History

“We knew strategies for making women safer had to be grounded in the experiences of women; it wasn’t the criminologists, the police, the judges and lawyers we primarily looked to for solutions. Once we looked at women’s everyday realities, the strategies for real change became evident.” (Patricia Marshall, founding Executive Director)

    How we started

    Gala

    Image: METRAC founders and key supporters with ReAct Program team members

    We started because women saw violence in their community and decided to act.

    METRAC’s beginnings date back to the summer of 1982 when a number of brutal sexual assaults and murders of women occurred in the City of Toronto. A group of women organized themselves as “The Toronto Pink Ribbon Committee” to demand something be done. The committee approached the Metro Toronto Chair in office, Paul Godfrey. Acting on their suggestions in collaboration with the Metropolitan Toronto Board of Commissioners of Police, a task force on public violence against women and children was established. The task force worked with Metro Toronto staff and council members, more than 80 individual community volunteers, local experts and community and service agencies. A Final Report of their efforts was released in March 1984. It recommended that the Metropolitan Toronto Council appoint a body to implement all recommendations and the “Metropolitan Action Committee on Public Violence Against Women and Children” was established. A ten-member Board of Directors was appointed, headed by Toronto lawyer and then-Police Commissioner Jane Pepino.

    Our logo and name

    • New and Old Logo

    • When we formed in 1984, METRAC’s logo and name reflected our work. We were a committee focused on critiquing and changing policies, practices, laws and structures that put women and children in harm’s way. We primarily served the “metropolitan Toronto” area, which until 1998 was comprised of downtown Toronto and associated towns, villages and townships. But as time passed, we had to shift to match changing needs and opportunities:

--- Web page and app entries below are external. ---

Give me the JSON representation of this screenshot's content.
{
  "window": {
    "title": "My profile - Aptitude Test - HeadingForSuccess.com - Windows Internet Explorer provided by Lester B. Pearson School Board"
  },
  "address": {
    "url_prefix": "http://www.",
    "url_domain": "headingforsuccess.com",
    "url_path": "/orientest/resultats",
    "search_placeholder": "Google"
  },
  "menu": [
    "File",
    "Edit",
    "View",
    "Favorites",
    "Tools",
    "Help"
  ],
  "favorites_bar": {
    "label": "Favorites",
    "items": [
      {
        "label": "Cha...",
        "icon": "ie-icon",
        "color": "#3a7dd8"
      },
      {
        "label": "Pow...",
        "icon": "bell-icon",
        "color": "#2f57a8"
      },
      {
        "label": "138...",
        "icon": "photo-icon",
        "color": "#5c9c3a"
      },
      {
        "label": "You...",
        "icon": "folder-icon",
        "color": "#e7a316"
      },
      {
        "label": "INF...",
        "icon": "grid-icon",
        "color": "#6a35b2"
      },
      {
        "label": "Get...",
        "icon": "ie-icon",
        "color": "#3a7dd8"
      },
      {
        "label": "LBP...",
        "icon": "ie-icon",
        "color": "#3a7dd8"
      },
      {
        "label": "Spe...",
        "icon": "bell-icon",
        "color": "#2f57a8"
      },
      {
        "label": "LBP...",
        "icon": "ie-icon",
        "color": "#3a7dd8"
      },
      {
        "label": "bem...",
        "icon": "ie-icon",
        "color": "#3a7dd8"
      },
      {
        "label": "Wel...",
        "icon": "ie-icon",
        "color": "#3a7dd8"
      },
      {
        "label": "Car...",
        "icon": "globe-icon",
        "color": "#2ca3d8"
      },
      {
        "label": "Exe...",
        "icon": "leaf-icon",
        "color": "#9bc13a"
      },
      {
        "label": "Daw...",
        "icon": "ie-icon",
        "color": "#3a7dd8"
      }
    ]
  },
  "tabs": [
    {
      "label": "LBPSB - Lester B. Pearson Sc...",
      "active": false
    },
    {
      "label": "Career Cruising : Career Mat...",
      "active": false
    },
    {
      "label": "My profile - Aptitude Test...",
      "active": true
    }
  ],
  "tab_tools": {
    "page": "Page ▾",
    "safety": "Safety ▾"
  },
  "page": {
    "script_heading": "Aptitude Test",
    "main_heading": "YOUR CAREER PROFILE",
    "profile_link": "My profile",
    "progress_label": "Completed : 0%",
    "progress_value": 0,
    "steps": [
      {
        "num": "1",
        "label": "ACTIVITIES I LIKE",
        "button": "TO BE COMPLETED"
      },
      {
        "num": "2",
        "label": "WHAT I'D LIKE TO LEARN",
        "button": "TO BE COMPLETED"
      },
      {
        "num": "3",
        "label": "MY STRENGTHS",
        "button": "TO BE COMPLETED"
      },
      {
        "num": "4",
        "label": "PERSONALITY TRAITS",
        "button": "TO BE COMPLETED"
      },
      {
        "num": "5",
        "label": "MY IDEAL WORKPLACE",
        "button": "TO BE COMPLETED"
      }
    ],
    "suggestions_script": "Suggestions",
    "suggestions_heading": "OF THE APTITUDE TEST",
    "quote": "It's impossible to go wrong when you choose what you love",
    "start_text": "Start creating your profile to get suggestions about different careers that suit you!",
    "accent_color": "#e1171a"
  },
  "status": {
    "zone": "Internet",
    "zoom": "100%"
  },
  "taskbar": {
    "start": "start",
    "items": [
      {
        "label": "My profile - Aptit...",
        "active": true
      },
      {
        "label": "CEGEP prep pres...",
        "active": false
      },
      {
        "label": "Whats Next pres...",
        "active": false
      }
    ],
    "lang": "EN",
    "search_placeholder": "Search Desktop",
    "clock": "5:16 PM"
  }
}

      • an increasingly connected city, province, country and world where technology, with all its gaps, can also bring us closer together
      • a growing understanding of gender-based violence and how it impacts people differently depending on their identities and experiences
      • more research that demonstrates the value of everyone’s participation in preventing violence

      In 2014, the year of our 30th anniversary, our relaunched logo and name encompass these new realities. We will continue building on a strong past taking action on violence to build a safer, equitable future for everyone.